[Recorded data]
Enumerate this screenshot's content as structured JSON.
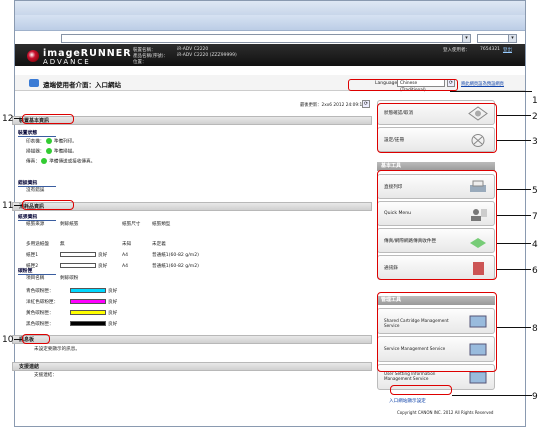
{
  "header": {
    "brand_line1": "imageRUNNER",
    "brand_line2": "ADVANCE",
    "device_name_label": "裝置名稱：",
    "device_name": "iR-ADV C2220",
    "product_name_label": "產品名稱(序號)：",
    "product_name": "iR-ADV C2220 (ZZZ99999)",
    "location_label": "位置：",
    "login_user_label": "登入使用者：",
    "login_user": "7654321",
    "logout": "登出"
  },
  "subheader": {
    "title": "遠端使用者介面：入口網站",
    "language_label": "Language:",
    "language_value": "Chinese (Traditional)",
    "set_default": "將此網頁設為預設網頁"
  },
  "last_update": "最後更新：2xx6 2012 24:09:19",
  "device_basic": {
    "title": "裝置基本資訊",
    "status_sub": "裝置狀態",
    "rows": [
      {
        "label": "印表機：",
        "value": "準備列印。"
      },
      {
        "label": "掃描器：",
        "value": "準備掃描。"
      },
      {
        "label": "傳真：",
        "value": "準備傳送或接收傳真。"
      }
    ],
    "error_sub": "錯誤資訊",
    "error_text": "沒有錯誤"
  },
  "consumables": {
    "title": "消耗品資訊",
    "paper_sub": "紙張資訊",
    "paper_headers": [
      "紙張來源",
      "剩餘紙張",
      "紙張尺寸",
      "紙張類型"
    ],
    "paper_rows": [
      {
        "src": "多用途紙盤",
        "level": "無",
        "size": "未知",
        "type": "未定義"
      },
      {
        "src": "紙匣1",
        "level": "良好",
        "size": "A4",
        "type": "普通紙1(60-82 g/m2)"
      },
      {
        "src": "紙匣2",
        "level": "良好",
        "size": "A4",
        "type": "普通紙1(60-82 g/m2)"
      }
    ],
    "paper_fill": [
      0,
      1,
      1
    ],
    "toner_sub": "碳粉匣",
    "toner_headers": [
      "項目名稱",
      "剩餘碳粉"
    ],
    "toner_rows": [
      {
        "name": "青色碳粉匣：",
        "level": "良好",
        "color": "#00d8ff"
      },
      {
        "name": "洋紅色碳粉匣：",
        "level": "良好",
        "color": "#ff00ff"
      },
      {
        "name": "黃色碳粉匣：",
        "level": "良好",
        "color": "#ffff00"
      },
      {
        "name": "黑色碳粉匣：",
        "level": "良好",
        "color": "#000000"
      }
    ]
  },
  "message_board": {
    "title": "訊息板",
    "text": "未設定要顯示的訊息。"
  },
  "support": {
    "title": "支援連結",
    "text": "支援連結："
  },
  "right": {
    "buttons_top": [
      "狀態確認/取消",
      "設定/註冊"
    ],
    "basic_tools_title": "基本工具",
    "basic_tools": [
      "直接列印",
      "Quick Menu",
      "傳真/網際網路傳真收件匣",
      "通訊錄"
    ],
    "mgmt_title": "管理工具",
    "mgmt_tools": [
      "Shared Cartridge Management Service",
      "Service Management Service",
      "User Setting Information Management Service"
    ],
    "portal_display": "入口網站顯示設定",
    "copyright": "Copyright CANON INC. 2012 All Rights Reserved"
  },
  "callouts": [
    "1",
    "2",
    "3",
    "4",
    "5",
    "6",
    "7",
    "8",
    "9",
    "10",
    "11",
    "12"
  ]
}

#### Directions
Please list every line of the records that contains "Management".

#### Exercise result
      "Shared Cartridge Management Service",
      "Service Management Service",
      "User Setting Information Management Service"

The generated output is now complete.